How lucky are we to have had her for 82 years? How lucky are we that this woman who loved many and who so many loved was our mother? We feel like we are the luckiest sons in the world.

Monday, when we lay Mama to rest in Cotulla, we will mark what would have been Mama and Daddy’s 58th wedding anniversary. I don’t know if two people were ever more well suited for one another, a perfect balance. They had an enduring love their entire lives, honoring the commitment they made to each other, their family and friends and creating a life together that inspires us to this day. Together they started many traditions: summers at the lake with dozens of friends and family gathering to have great summer fun, highly anticipated Christmas and holiday celebrations. They loved to travel, camping out across the country when we were children and then as empty-nesters, traveling to Europe, extensively throughout the US, and cruises through the Panama Canal, the Caribbean, the Rock of Gibralter and Alaska. And here’s something to think about: we never saw them argue or raise their voices to one another. They always presented a united front and were so in-sync that they were just naturally on the same page. They enjoyed a 25th anniversary celebration in 1978 and a 50th anniversary trip to New York with Jim and me in 2002, a year before Daddy died. We were as close as any family could be, perfectly imperfect, but loving each other just the same, and sticking together through thick and thin.
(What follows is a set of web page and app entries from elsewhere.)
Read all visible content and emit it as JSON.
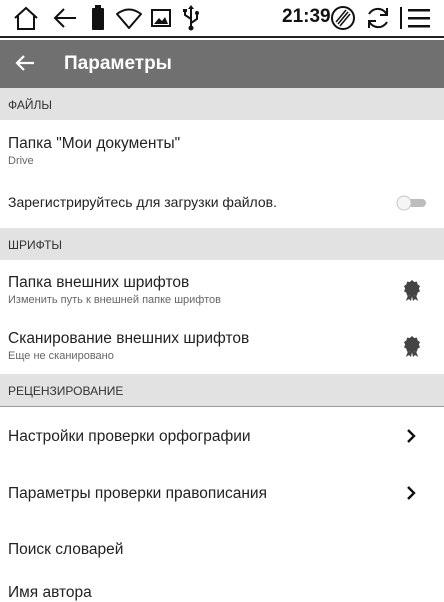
{
  "status_bar": {
    "time": "21:39",
    "icons": [
      "home-icon",
      "back-arrow-icon",
      "battery-icon",
      "wifi-icon",
      "image-icon",
      "usb-icon",
      "cleaner-icon",
      "sync-icon",
      "menu-icon"
    ]
  },
  "app_bar": {
    "title": "Параметры"
  },
  "sections": {
    "files": "ФАЙЛЫ",
    "fonts": "ШРИФТЫ",
    "review": "РЕЦЕНЗИРОВАНИЕ"
  },
  "files": {
    "folder_title": "Папка \"Мои документы\"",
    "folder_sub": "Drive",
    "register_label": "Зарегистрируйтесь для загрузки файлов.",
    "register_toggle_on": false
  },
  "fonts": {
    "ext_folder_title": "Папка внешних шрифтов",
    "ext_folder_sub": "Изменить путь к внешней папке шрифтов",
    "scan_title": "Сканирование внешних шрифтов",
    "scan_sub": "Еще не сканировано"
  },
  "review": {
    "spelling": "Настройки проверки орфографии",
    "grammar": "Параметры проверки правописания",
    "dictionaries": "Поиск словарей",
    "author": "Имя автора"
  }
}
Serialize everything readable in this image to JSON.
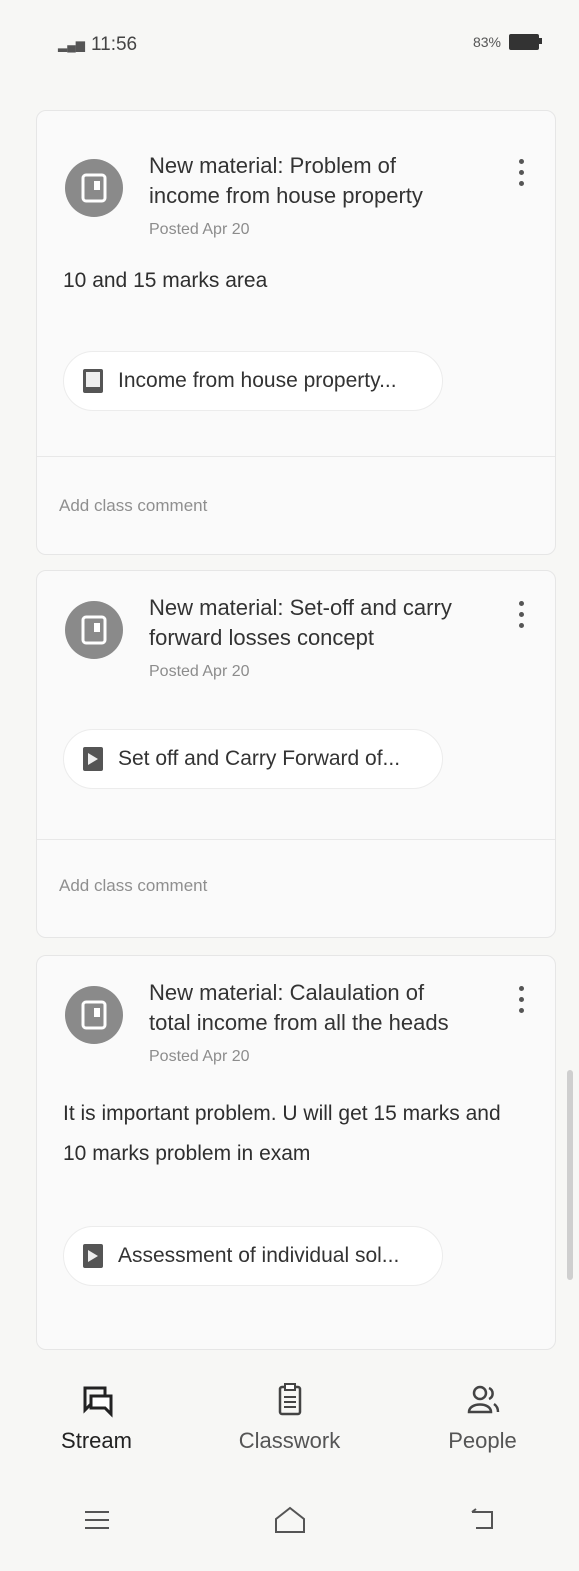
{
  "status_bar": {
    "time": "11:56",
    "battery_text": "83%"
  },
  "posts": [
    {
      "title": "New material: Problem of income from house property",
      "posted": "Posted Apr 20",
      "description": "10 and 15 marks area",
      "attachment": "Income from house property...",
      "comment_placeholder": "Add class comment"
    },
    {
      "title": "New material: Set-off and carry forward losses concept",
      "posted": "Posted Apr 20",
      "description": "",
      "attachment": "Set off and Carry Forward of...",
      "comment_placeholder": "Add class comment"
    },
    {
      "title": "New material: Calaulation of total income from all the heads",
      "posted": "Posted Apr 20",
      "description": "It is important problem. U will get 15 marks and 10 marks problem in exam",
      "attachment": "Assessment of individual sol..."
    }
  ],
  "bottom_nav": {
    "items": [
      {
        "label": "Stream",
        "icon": "stream-icon",
        "active": true
      },
      {
        "label": "Classwork",
        "icon": "classwork-icon",
        "active": false
      },
      {
        "label": "People",
        "icon": "people-icon",
        "active": false
      }
    ]
  },
  "colors": {
    "background": "#f7f7f5",
    "avatar": "#8a8a8a",
    "text_primary": "#2b2b2b",
    "text_secondary": "#8c8c8c"
  }
}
She loved so many of you that I couldn’t possibly do justice to her by remembering you all, but there are a few who we would like to thank.

It is the kindness of friends and family that made the last few months more peaceful for Mama. We thank her closest friends – Rosemay, Margaret, Hazel, Joyce, M’Liss, Robin, Joe, Helen, Elsie, Jean, her church family and extended family of friends, former students, neighbors, her nieces and nephews who loved her so dearly, and all the many who have expressed their love and concern. Many of you called or came to visit her, sent cards, flowers, gifts, and most importantly, love. Thank you so much.

During her final journey the past few months, Mama was also lucky to have a few champions who provided care for her, and comfort for Jim and me. Karen, Gail, Sonya, Luanne, the staff at Medical Center, ORMC, Texas Oncology, the Hospice House – the love you shared lifted Mama up and helped her through the trial of her life.

And a very special thanks to Dr. Anne Acreman: You are quite simply, the purest example of what healing should be. I have never known anyone so suited for a calling. On behalf of Mama, Jim and me, who looked to you to make sense of what was happening these past few months, and from our hearts, we thank you for the countless hours you spent with her and your unequalled compassion. Like Mama, you are one-of-a-kind.

Finally, there is one hero above all others who deserves special recognition and that is my brother. Jim, you helped Mama care for Daddy, and then stayed on to become her closest friend, seeing to her needs, taking care of her, taking her on wonderful trips, keeping her excited and active about the future and helping her to keep living after Daddy died. It’s rare to find a bond so close and strong as the one you two shared. From the first instant Mama became ill, you were by her side every step of the way, putting your life on hold to make sure she had everything she wanted to be comfortable and continue to live as fully as she could. For the rest of your life, you can be proud of the care and kindness you gave Mama. Yours was the name she called for towards the end and you answered by giving her your heart and soul.

As we try to go on with our lives, only able to carry Mama in our hearts now, we’d love you to share your memories at the online legacy site through the Odessa American obituaries (CLICK HERE). For those of you who are interested, there is also a wonderful photo tribute on the Frank Wilson Funeral Home website (CLICK HERE).

Our hearts will heal and we are comforted that Mama is at peace. From this point forward, we will celebrate and honor her, and we will live by the amazing example she shared. Mama, thank you for your unconditional and everlasting love.

In a letter she left for Jim and me, her final request was, in her typical humor: “Have Marcia do my hair, and don’t forget my eyebrows.”

Thank you all for celebrating with us today.